It is now such an attractive feature of the village that you wish your own town (for almost every town has underground streams that once were open) had done the same. Even better, the locals don't throw fish guts about any more either!
At the end of the street the land drops steeply to the beach, creating headlands on both sides of the beach approach. On the eastern side is a small playground and garden.
Looking across the street from the playground there is a row of cottages, climbing up the hill to the west. Chalk limestone was mined locally, from as early as Roman times and then right through to the 1920s. Beer stone can be found in Exeter Cathedral, Westminster Abbey and St Paul's Cathedral, in London, as well as in the Tower of London. It is said that the stone was used in 26 English cathedrals altogether. Many of the local buildings are faced with flint from the cliffs.
On the western side on the edge of the beach with the street is a flagstaff and a small seating area, underneath which is a very well-disguised World War Two pillbox. One machine gun slit is visible from the corner of the beach and road. On the beach there are three snack bars and numerous working fishing boats and boats for hire for your own fishing or for pleasure. I've been fishing in my past and it wasn't a great deal of pleasure to be honest...
The beach is very steep close to the sea. Boats are launched off the beach and are winched back up the pebbles on return. With the electrical winches near the cliff and roadway this means that the beach hides a series of chains that lead down towards the sea. Despite notices we saw one man trip and fall headlong over one of them. To make it easier to walk on the beach, long strips of rubber - re-cycled conveyor belts - have been laid over the pebbles.

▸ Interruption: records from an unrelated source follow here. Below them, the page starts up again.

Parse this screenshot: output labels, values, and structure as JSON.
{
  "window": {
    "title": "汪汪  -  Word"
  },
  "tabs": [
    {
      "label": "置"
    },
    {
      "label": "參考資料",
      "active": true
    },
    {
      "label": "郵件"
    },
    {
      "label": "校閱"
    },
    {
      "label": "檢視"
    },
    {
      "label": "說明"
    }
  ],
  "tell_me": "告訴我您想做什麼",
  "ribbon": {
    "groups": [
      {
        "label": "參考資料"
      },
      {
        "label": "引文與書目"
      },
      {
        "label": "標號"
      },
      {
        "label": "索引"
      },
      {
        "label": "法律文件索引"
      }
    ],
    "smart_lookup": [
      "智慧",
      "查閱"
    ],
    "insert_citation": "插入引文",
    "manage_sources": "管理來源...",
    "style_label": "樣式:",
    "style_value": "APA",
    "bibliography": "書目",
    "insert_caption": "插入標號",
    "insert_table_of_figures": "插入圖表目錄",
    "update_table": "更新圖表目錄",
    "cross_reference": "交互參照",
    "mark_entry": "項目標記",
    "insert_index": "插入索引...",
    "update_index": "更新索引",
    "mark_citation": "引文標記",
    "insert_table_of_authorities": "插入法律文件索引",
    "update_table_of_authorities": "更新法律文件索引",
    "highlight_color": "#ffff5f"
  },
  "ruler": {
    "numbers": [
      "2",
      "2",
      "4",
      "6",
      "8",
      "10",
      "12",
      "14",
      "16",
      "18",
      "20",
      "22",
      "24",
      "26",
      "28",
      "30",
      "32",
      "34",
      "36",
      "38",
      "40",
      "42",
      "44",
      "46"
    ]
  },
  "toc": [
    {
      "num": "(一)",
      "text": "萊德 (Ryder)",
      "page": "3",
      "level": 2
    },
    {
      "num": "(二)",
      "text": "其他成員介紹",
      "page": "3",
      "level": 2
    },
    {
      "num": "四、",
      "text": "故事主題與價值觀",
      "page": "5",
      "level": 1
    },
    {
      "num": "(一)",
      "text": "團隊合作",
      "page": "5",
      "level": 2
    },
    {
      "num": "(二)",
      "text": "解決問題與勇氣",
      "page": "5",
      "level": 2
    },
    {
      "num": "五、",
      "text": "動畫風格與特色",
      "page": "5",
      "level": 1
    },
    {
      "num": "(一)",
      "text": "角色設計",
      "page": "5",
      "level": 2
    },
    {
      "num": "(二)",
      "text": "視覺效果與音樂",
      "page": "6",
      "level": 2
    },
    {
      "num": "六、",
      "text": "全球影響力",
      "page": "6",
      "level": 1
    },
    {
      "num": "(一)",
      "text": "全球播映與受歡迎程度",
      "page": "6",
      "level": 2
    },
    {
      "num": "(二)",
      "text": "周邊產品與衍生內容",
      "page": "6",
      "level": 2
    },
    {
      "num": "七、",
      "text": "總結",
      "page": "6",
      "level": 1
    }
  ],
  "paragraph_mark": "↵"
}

Beer Brook, very fast flowing on the final slope to the beach, finally disappears down a grating and I presume is either piped down to a lower level through the pebbles to the sea or diverted for some other use.
We got ice creams from Ducky's beach snack bar and took them onto the seating area over the pillbox to sit and enjoy the view of people falling over winch chains.
Then after another spell of sitting we ventured into the Bay View tea rooms for a strawberry milk shake!
We made our way back up the hill to Beer Cross, intending to get on a bus back to Seaton to spend the afternoon on Seaton's tramway. However a bus bound for Sidmouth turned up and impulsively we jumped onto that. What a great choice! This, a full size single deck bus like the one in the first photo, went via some tiny leafy country lanes, no wider than the bus itself. For much of the journey the hedges were scraping down both sides of the bus at the same time! It was full of ladies who all seemed to know each other and who, when we screeched to a halt on a blind corner because a van was coming the other way, all said to each other "Well! That was close!" in an amused we-expect-one-of-these-every-trip kind of way... At some point the bus made what seemed to be an unscheduled stop next to a pub and all the ladies got off for a booze-up, or possibly lunch, or more likely both...
Will we make it to Sidmouth? Will we ever get to go on the Seaton trams? All will be revealed in the next thrilling instalment!